With its share price in free fall, AltaGas Ltd. is embarking on a turnaround plan that emphasizes financial stability – and starts with slashing the dividend.
Newly hired chief executive Randy Crawford took an axe to AltaGas’s dividend on Thursday, chopping it to 96 cents, from $2.19. Over five years, the measure is expected to save the company $1.3-billion.
To raise cash, AltaGas will also sell more assets next year. The company has already unloaded $2.4-billion worth of assets in the past two years, and on Thursday it announced the sale of its 55-per-cent stake in British Columbia hydro facilities for another $1.4-billion. Mr. Crawford wants to sell an additional $1.5-billion to $2-billion in 2019, bringing total proceeds to roughly $5.5-billion.
The flurry of activity follows AltaGas’ $6-billion acquisition of WGL Holdings, a deal that was announced in early 2017. WGL runs the gas utility in Washington as well as natural-gas gathering and processing assets in the Marcellus shale-gas region of the northeastern United States. AltaGas has struggled to win back investors who have lost faith and its shares have plummeted 52 per cent since the deal was announced.
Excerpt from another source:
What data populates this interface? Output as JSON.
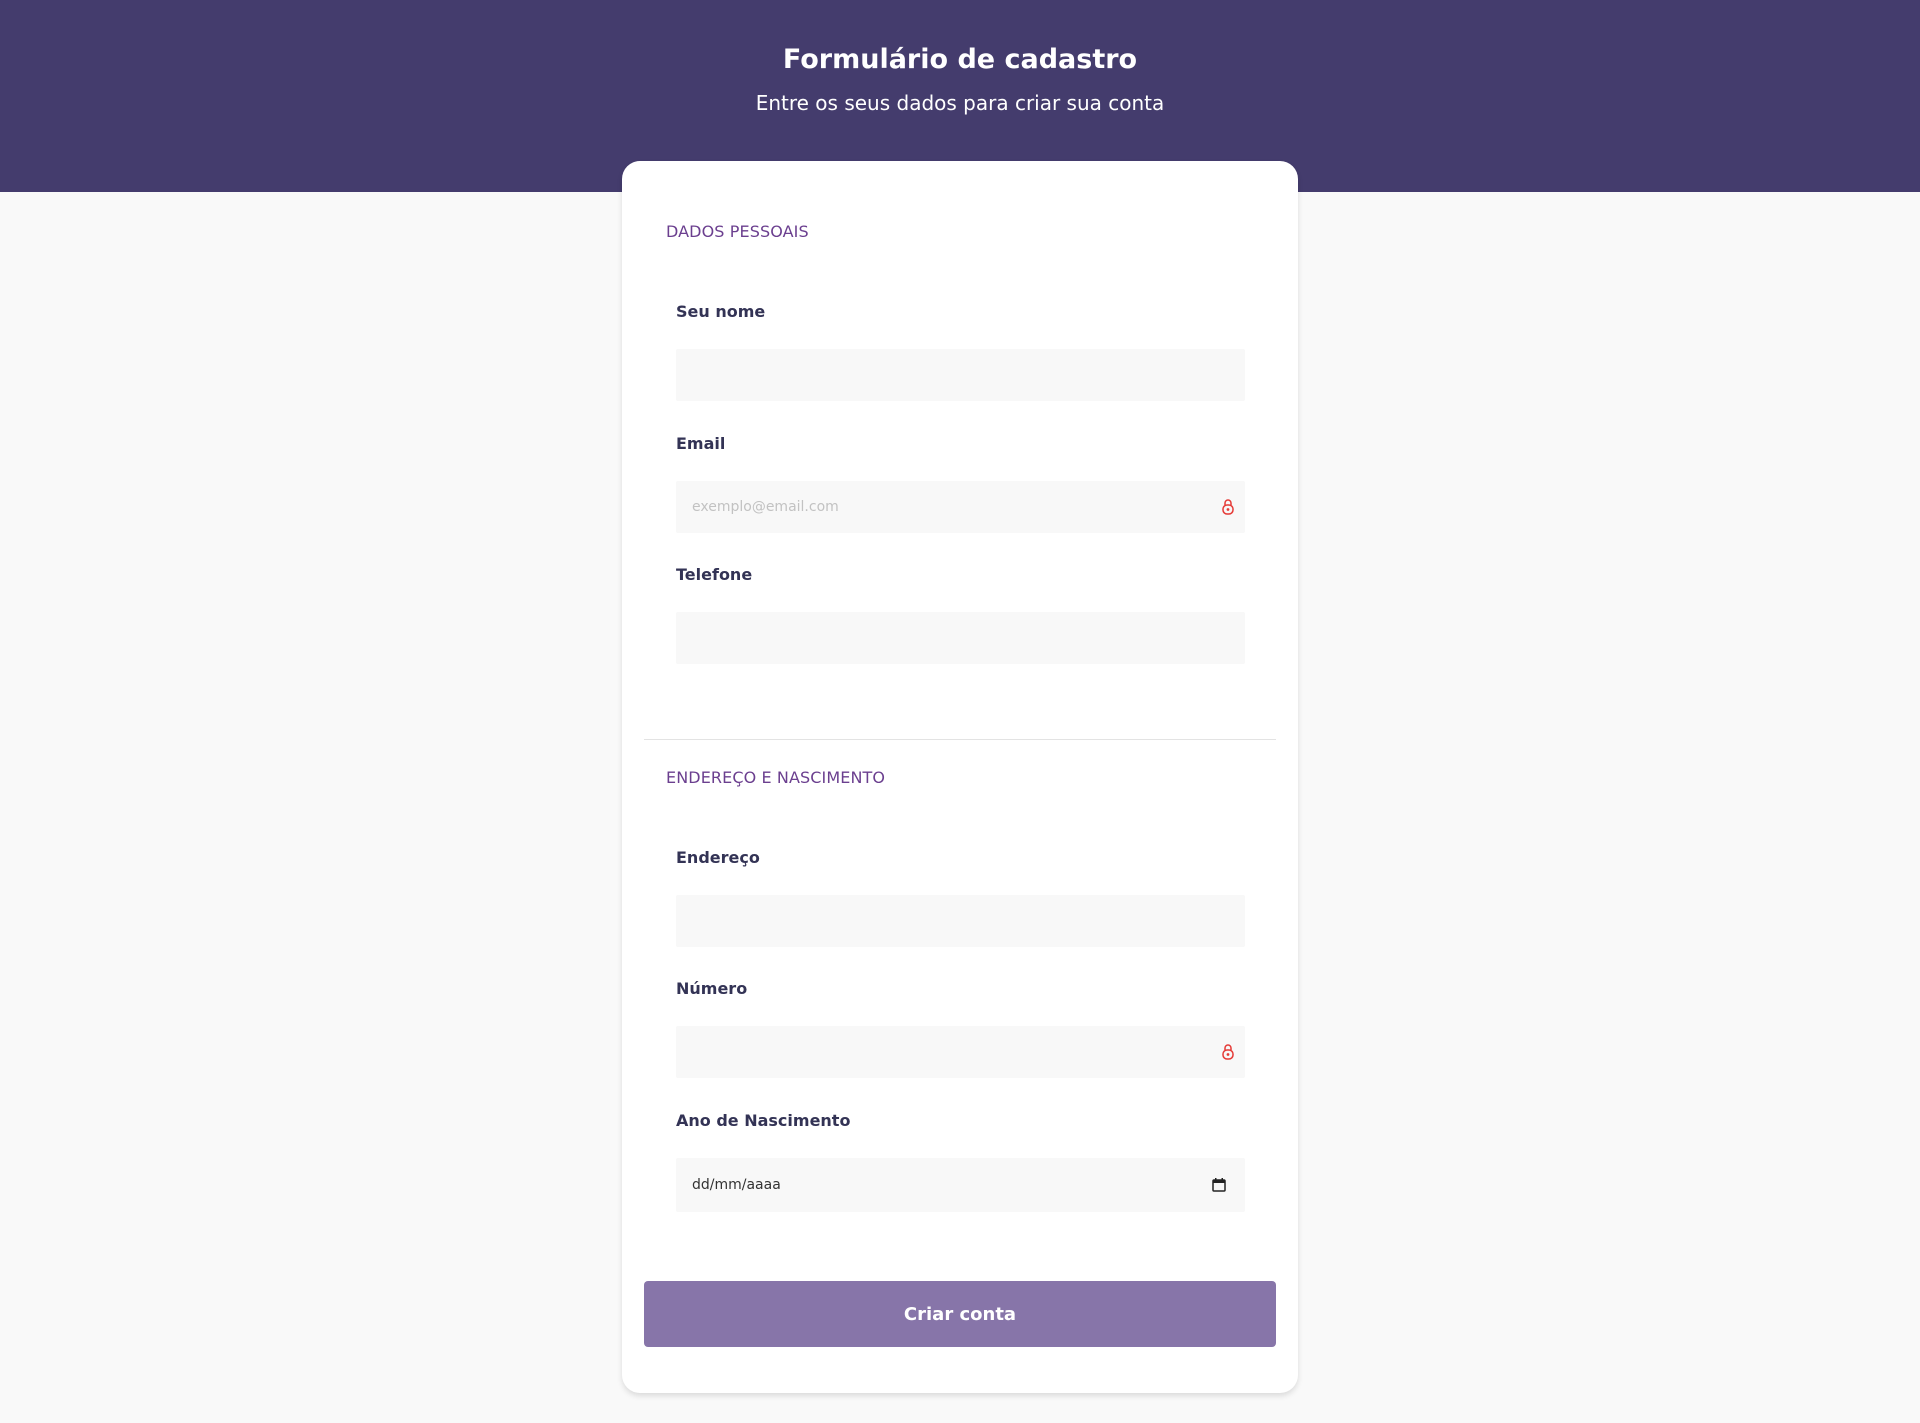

Multiple factors have combined to pressure the stock, including: an extended regulatory review of the acquisition, the abrupt departure of former CEO David Harris in July and U.S. corporate tax changes that hindered the deal’s profit potential.
But the biggest problem has been the debt burden that came with an all-cash acquisition. Before the latest asset sale, AltaGas’ debt amounted to 6.2 times its earnings before interest, taxes depreciation and amortization (EBITDA) – a level that caught the attention of rating agencies.
“We have some work to do to strengthen our balance sheet and, ultimately, reset our financial position," Mr. Crawford said on a conference call Thursday. “This work is mission-critical."
Investors praised the new focus, sending AltaGas’s shares up 9.7-per-cent Thursday.
AltaGas is one of a number of Canadian utility and pipeline companies that made major purchases in the United States in recent years, only to have debt worries overshadow the benefits of expanded operations and higher revenues.
Shares in Enbridge Inc., for example, fell in the aftermath of its $37-billion takeover of Spectra Energy Corp. in 2016, due partly to concerns over the resulting debt burden.
AltaGas, however, has not done as much as some companies to assure investors of its financial security. “Very tough decisions need to be made, requiring investors today to have faith that the company can successfully execute on a new strategy after a number of strategic missteps in recent years," Raymond James analyst Chris Cox wrote in October.
Summarizing these missteps, CIBC World Markets analyst Robert Catallier recently noted that, “in a nutshell, the company paid a cash price for the WGL acquisition, but funded it with asset sales 18 months later due to the lengthy regulatory process to close the transaction. In the interim, market conditions changed, and U.S. tax reform negatively impacted EBITDA by about 5 per cent.”
AltaGas also surprised investors this fall by announcing plans to spin off regulated utility and wind farm operations in British Columbia, Nova Scotia and Northwest Territories into a new company, AltaGas Canada Inc., through an initial public offering. The deal came as a shock to some analysts and investors, because the company had been expected to keep marketing assets to third-party buyers at decent prices, and the investment community questioned whether there would be ample demand, causing AltaGas’ shares to take a hit.
Ultimately the deal went through, but AltaGas only raised $239-million, less than initially anticipated. Underwriters subsequently exercised an overallotment option, increasing the proceeds to $275-million.
On its own, AltaGas’s debt is not completely debilitating. However, AltaGas needs to spend heavily on capital projects over the next few years.
Proceeds from the new round of asset sales, then, will be used for both debt repayment and capital spending.
The new plan is winning some praise. Mr. Cox had been critical of AltaGas in recent months, but the analyst wrote Thursday that investors should be encouraged by the tougher medicine.
“The combination of an accelerated de-leveraging plan and definable dividend policy that now appears sustainable should provide the market needed clarity around the ability of the company to drive per share growth” he wrote in a note to clients.